Growers of cassava and yam, two of the country’s commonest staple foods, are set to reap higher values from their produce following an intervention by the Food Research Institute of the Council for Scientific and Industrial Research (CSIR) to reduce physical and economic losses of yam and cassava.
The CSIR will ensure that through a project dubbed “Gains from Losses of Root and Tuber Crops” (GRATITUDE), a four-year European Union (EU) funded project will also seeks to add value to the tubers by processing them into other forms of finished and preserveable products.
GRATITUDE is being done in collaboration with the Natural Resources Institute (NRI, UK) and YIFSWA of NIGERIA. Thailand, Holland and Vietnam are also working on similar projects.
On the theme, “Reducing Post-Harvest Losses for Increased Security”, the project is specifically focused on three key areas; Reduction of physical losses by focusing on storage of fresh yams; value-added processing to reduce physical and economic losses in yam and cassava, improved utilisation of wastes (peels, liquid waste, spent brewery waste) to produce products for human consumption such as snacks, production of mushrooms and improved animal feed.
The Business Development Advisor (CAVA Project) of the CSIR, Mrs Marian Tandoh Wordey, told the Daily Graphic that by focusing on the three areas, GRATITUDE would help to enhance the role that the crops played in food and income security.
She added that it would also help to create additional value in rural settings, generate income and employment and develop a more favourable balance of trade for the country.
Mrs Wordey said the project, which began early this year, would also develop a best practice and new technologies for agronomists, agricultural students, and other stakeholders, not only in Ghana but also around the world.
She explained that so far, the project had conducted appraisals of the yam and cassava value chain conducted in parts of Kintampo, Techiman and Atebubu-Amantin.
“It identified actors in the yam value chain; their roles and responsibilities; mapped out the relationships between them; investigated challenges and coping strategies; and focus group discussions (FGDs) method of data collection was used,” she explained.
She outlined some of the achievements of the project as the successful appraisal of yam value chain, training of researchers on value chain assessment and management and the starting of initial field work on value chain assessment.
The project had also identified and selected improved yam storage structures for construction at farm gates.

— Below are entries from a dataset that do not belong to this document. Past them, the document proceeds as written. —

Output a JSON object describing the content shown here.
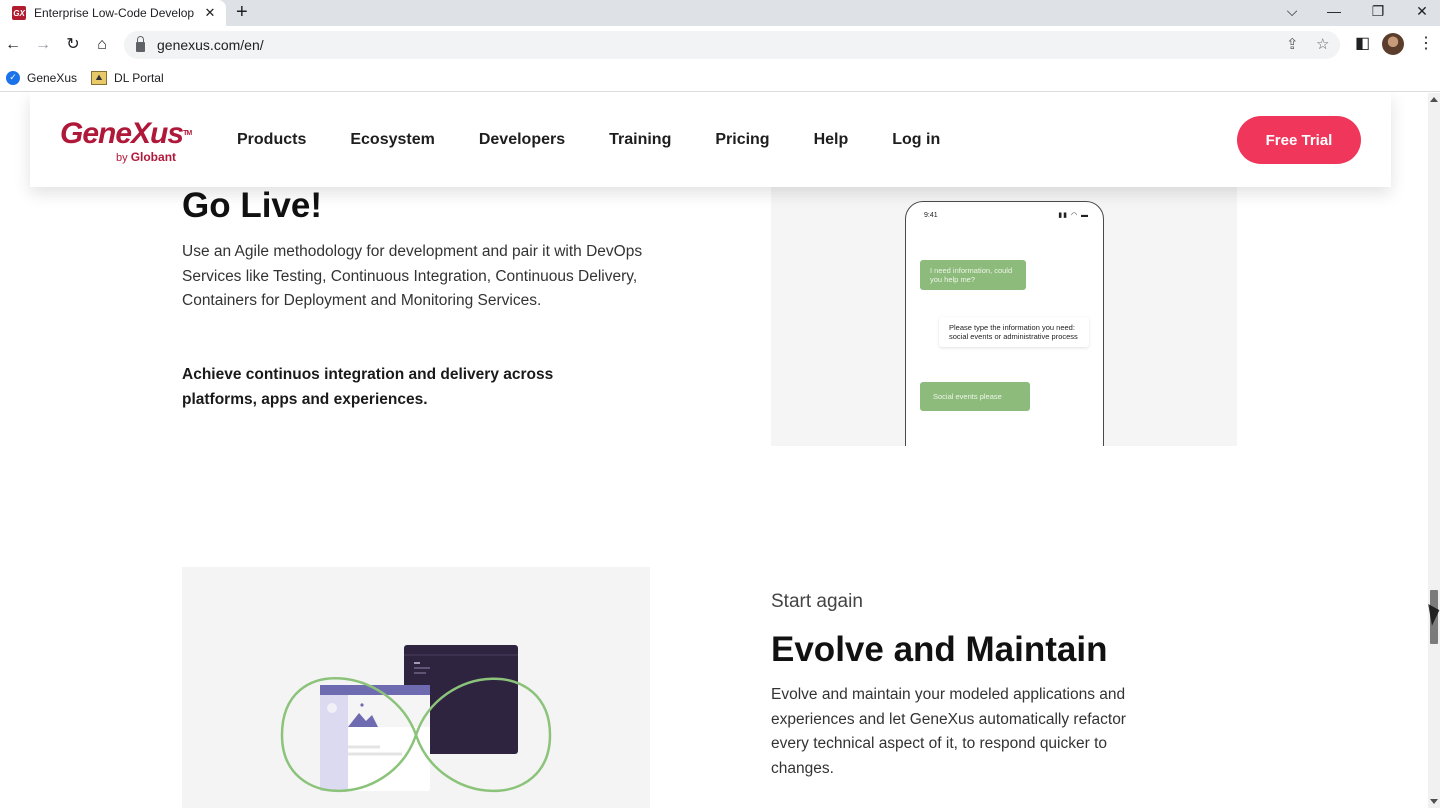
{
  "browser": {
    "tab_title": "Enterprise Low-Code Developme",
    "tab_close": "✕",
    "favicon_text": "GX",
    "new_tab": "+",
    "url": "genexus.com/en/",
    "bookmarks": [
      {
        "label": "GeneXus",
        "icon": "check-circle-icon"
      },
      {
        "label": "DL Portal",
        "icon": "portal-icon"
      }
    ]
  },
  "site": {
    "logo": {
      "text": "GeneXus",
      "tm": "TM",
      "by": "by",
      "brand": "Globant"
    },
    "nav": [
      "Products",
      "Ecosystem",
      "Developers",
      "Training",
      "Pricing",
      "Help",
      "Log in"
    ],
    "cta_label": "Free Trial",
    "brand_color": "#b0183a",
    "cta_color": "#f0365a"
  },
  "section_live": {
    "title": "Go Live!",
    "body": "Use an Agile methodology for development and pair it with DevOps Services like Testing, Continuous Integration, Continuous Delivery, Containers for Deployment and Monitoring Services.",
    "strong": "Achieve continuos integration and delivery across platforms, apps and experiences.",
    "phone": {
      "time": "9:41",
      "messages": [
        "I need information, could you help me?",
        "Please type the information you need: social events or administrative process",
        "Social events please"
      ]
    }
  },
  "section_evolve": {
    "eyebrow": "Start again",
    "title": "Evolve and Maintain",
    "body": "Evolve and maintain your modeled applications and experiences and let GeneXus automatically refactor every technical aspect of it, to respond quicker to changes."
  }
}
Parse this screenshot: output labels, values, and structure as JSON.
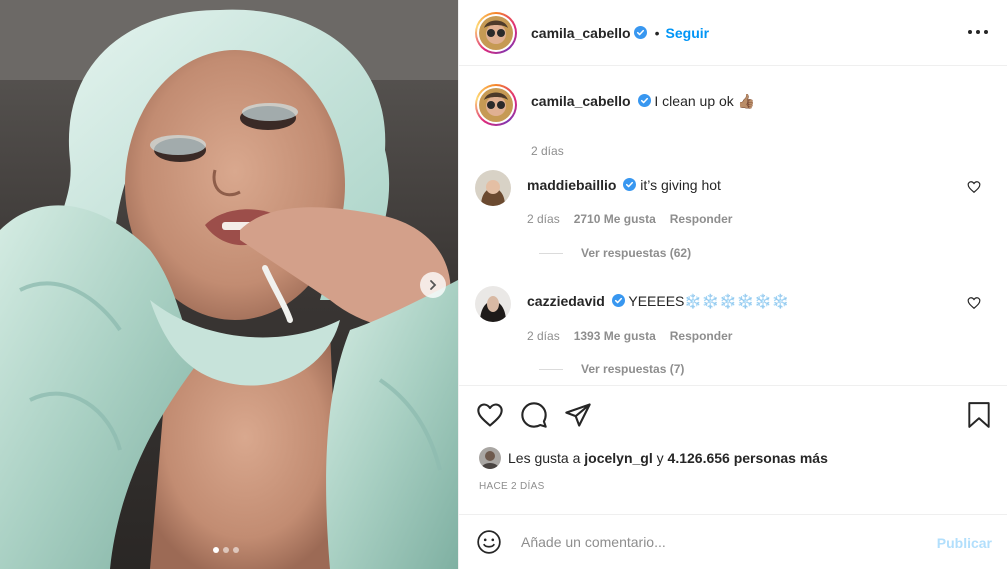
{
  "post": {
    "author": "camila_cabello",
    "follow_label": "Seguir",
    "separator": "•",
    "carousel_count": 3,
    "carousel_active": 0
  },
  "caption": {
    "username": "camila_cabello",
    "text": "I clean up ok 👍🏽",
    "age": "2 días"
  },
  "comments": [
    {
      "username": "maddiebaillio",
      "text": "it’s giving hot",
      "age": "2 días",
      "likes": "2710 Me gusta",
      "reply": "Responder",
      "view_replies": "Ver respuestas (62)"
    },
    {
      "username": "cazziedavid",
      "text": "YEEEES❄️❄️❄️❄️❄️❄️",
      "age": "2 días",
      "likes": "1393 Me gusta",
      "reply": "Responder",
      "view_replies": "Ver respuestas (7)"
    }
  ],
  "likes": {
    "prefix": "Les gusta a",
    "user": "jocelyn_gl",
    "conj": "y",
    "others": "4.126.656 personas más"
  },
  "timestamp": "HACE 2 DÍAS",
  "add_comment": {
    "placeholder": "Añade un comentario...",
    "publish_label": "Publicar"
  },
  "icons": {
    "verified": "verified-badge-icon",
    "like": "heart-icon",
    "comment": "comment-icon",
    "share": "send-icon",
    "save": "bookmark-icon",
    "emoji": "emoji-icon",
    "more": "more-options-icon",
    "next": "chevron-right-icon"
  },
  "colors": {
    "accent": "#0095f6",
    "verified": "#3897f0",
    "muted": "#8e8e8e",
    "publish_disabled": "#b2dffc"
  }
}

Key yam varieties have also been identified.
Mrs Wordy said GRATITUDE project website was presently under construction, while composite from cassava peels had been developed for mushroom production.
Nevertheless, she said some challenge encountered included how to establish accurate volumes of waste generated from cassava and yams and identifying more financially feasible up-scaling opportunities that would be spurred by technology.
In sub-Saharan Africa, about 700 million people depend on cassava and yam as important root and tubers in the food systems and as food security crops.
Statistics by the Food and Agricultural Organisation (FAOSTAT, 2008) show that the world production of cassava is 228 million metric tonnes and 52 metric tonnes of yams are produced around the world annually, with Ghana contributing five per cent as the world’s sixth highest producer of cassava, after Nigeria, Brazil, Thailand, Indonesia and DR Congo. Ghana is, therefore, the second largest producer of cassava in Africa with a total output of 12.2 million tonnes per annum.
Again, root and tuber crop production steadily increased from 688 metric tonnes in 2001 to 740 metric tonnes in 2007.
The crops, however, record between 30 per cent and 60 per cent losses in their post-harvest periods either through processing or food chain, leading to losses in their economic value, physical losses and bio-wastes.
In Ghana, a total of 3.7 million tonnes of cassava peels(waste) are generated annually. Peels are generated at the processing (for gari, agbelima, kokonte and high quality cassava flour) and consumption levels (fresh cassava used in households and chop bars).
Source: Daily Guide
|Disclaimer: Opinions expressed here are those of the writers and do not reflect those of Peacefmonline.com. Peacefmonline.com accepts no responsibility legal or otherwise for their accuracy of content. Please report any inappropriate content to us, and we will evaluate it as a matter of priority.|